Atterbury went on to describe the new service that TAT would offer. Travelers would leave New York City at night aboard a Pennsy Pullman car on The Airway Limited to Columbus, Ohio, avoiding the difficult air crossing of the Alleghenies. At Columbus they would board a waiting Ford trimotor and fly to Waynoka, Oklahoma, then take a second night train ride, on the Atchison, Topeka & Santa Fe, to Clovis, New Mexico. The last daylight leg was a plane to the West Coast. The entire trip took forty-eight hours.
The first trip left Pennsylvania Station in New York City on July 7, 1929, with Lindbergh pushing a button on the West Coast, causing a signal to light in Penn Station, whereupon the conductor gave the highball. (A similar air-rail venture launched by the New York Central at that time was eclipsed by the Lindbergh connection—the price of that road’s earlier rejection of Bixby.)
Early the next morning, actress Mary Pickford christened the trimotor City of Los Angeles, and Lindbergh then piloted it on the first airborne leg east to Winslow, Arizona. Lindbergh was working with the railroads, but he was clearly an air man. (Visitors to the Smithsonian’s Air and Space Museum today can see a similar trimotor and below it a photograph of Lindbergh in the pilot’s seat of the City of Los Angeles, taking off that morning.)

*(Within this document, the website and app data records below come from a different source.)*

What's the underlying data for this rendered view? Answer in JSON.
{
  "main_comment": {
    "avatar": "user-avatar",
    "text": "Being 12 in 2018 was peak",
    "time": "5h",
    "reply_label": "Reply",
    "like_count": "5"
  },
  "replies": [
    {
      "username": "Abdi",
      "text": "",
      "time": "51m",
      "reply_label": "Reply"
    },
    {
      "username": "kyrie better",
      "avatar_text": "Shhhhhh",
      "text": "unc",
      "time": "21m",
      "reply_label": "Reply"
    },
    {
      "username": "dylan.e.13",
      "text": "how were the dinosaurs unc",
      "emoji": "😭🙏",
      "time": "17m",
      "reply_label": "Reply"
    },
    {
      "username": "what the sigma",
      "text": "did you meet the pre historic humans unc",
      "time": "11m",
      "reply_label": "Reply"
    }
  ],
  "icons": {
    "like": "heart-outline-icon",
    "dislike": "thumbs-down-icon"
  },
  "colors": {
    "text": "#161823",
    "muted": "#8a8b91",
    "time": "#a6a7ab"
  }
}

Initially, bad weather often grounded the planes, resulting in TAT travelers having to ride most of the way by train. Pilots from other lines derisively began referring to TAT as “Take A Train.” With the crash of 1929 coming only a few months after TAT’s inauguration, its ridership sagged, and it lost $2.7 million in eighteen months.